## Exercise aim
Using the records that follow, copy every line containing the word "chevron".

──────────

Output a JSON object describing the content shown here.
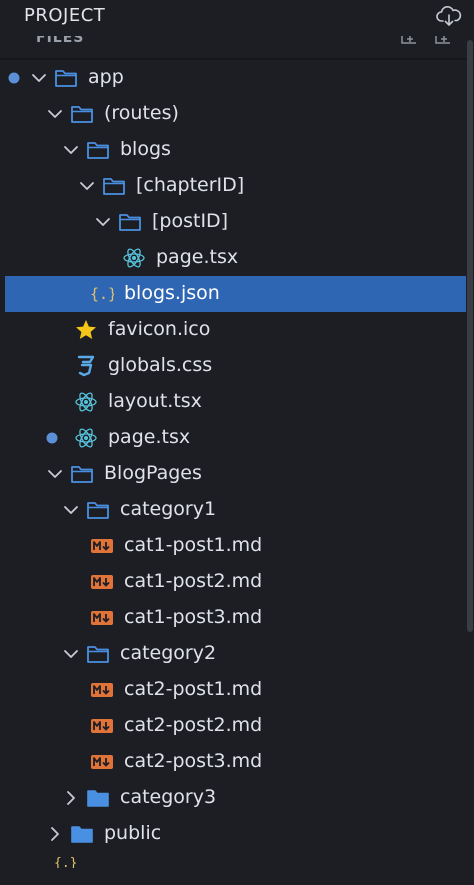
{
  "header": {
    "title": "PROJECT",
    "section_label": "FILES"
  },
  "tree": [
    {
      "label": "app",
      "type": "folder",
      "expanded": true,
      "depth": 0,
      "modified_dot": true
    },
    {
      "label": "(routes)",
      "type": "folder",
      "expanded": true,
      "depth": 1
    },
    {
      "label": "blogs",
      "type": "folder",
      "expanded": true,
      "depth": 2
    },
    {
      "label": "[chapterID]",
      "type": "folder",
      "expanded": true,
      "depth": 3
    },
    {
      "label": "[postID]",
      "type": "folder",
      "expanded": true,
      "depth": 4
    },
    {
      "label": "page.tsx",
      "type": "react",
      "depth": 5
    },
    {
      "label": "blogs.json",
      "type": "json",
      "depth": 3,
      "selected": true
    },
    {
      "label": "favicon.ico",
      "type": "star",
      "depth": 2
    },
    {
      "label": "globals.css",
      "type": "css",
      "depth": 2
    },
    {
      "label": "layout.tsx",
      "type": "react",
      "depth": 2
    },
    {
      "label": "page.tsx",
      "type": "react",
      "depth": 2,
      "modified_dot": true
    },
    {
      "label": "BlogPages",
      "type": "folder",
      "expanded": true,
      "depth": 1
    },
    {
      "label": "category1",
      "type": "folder",
      "expanded": true,
      "depth": 2
    },
    {
      "label": "cat1-post1.md",
      "type": "markdown",
      "depth": 3
    },
    {
      "label": "cat1-post2.md",
      "type": "markdown",
      "depth": 3
    },
    {
      "label": "cat1-post3.md",
      "type": "markdown",
      "depth": 3
    },
    {
      "label": "category2",
      "type": "folder",
      "expanded": true,
      "depth": 2
    },
    {
      "label": "cat2-post1.md",
      "type": "markdown",
      "depth": 3
    },
    {
      "label": "cat2-post2.md",
      "type": "markdown",
      "depth": 3
    },
    {
      "label": "cat2-post3.md",
      "type": "markdown",
      "depth": 3
    },
    {
      "label": "category3",
      "type": "folder",
      "expanded": false,
      "depth": 2
    },
    {
      "label": "public",
      "type": "folder",
      "expanded": false,
      "depth": 1
    }
  ],
  "colors": {
    "folder": "#4a90e2",
    "react": "#58c4dc",
    "json": "#e0c36a",
    "css": "#5aa9e6",
    "markdown": "#e0733a",
    "star": "#f5c518",
    "dot": "#5b8fd6",
    "selection": "#2f66b3"
  },
  "icons": {
    "cloud": "cloud-download-icon",
    "chevron_open": "chevron-down-icon",
    "chevron_closed": "chevron-right-icon",
    "folder": "folder-icon",
    "react": "react-icon",
    "json": "json-braces-icon",
    "css": "css3-icon",
    "markdown": "markdown-icon",
    "star": "star-icon"
  }
}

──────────

## Worked solution
    "chevron_open": "chevron-down-icon",
    "chevron_closed": "chevron-right-icon",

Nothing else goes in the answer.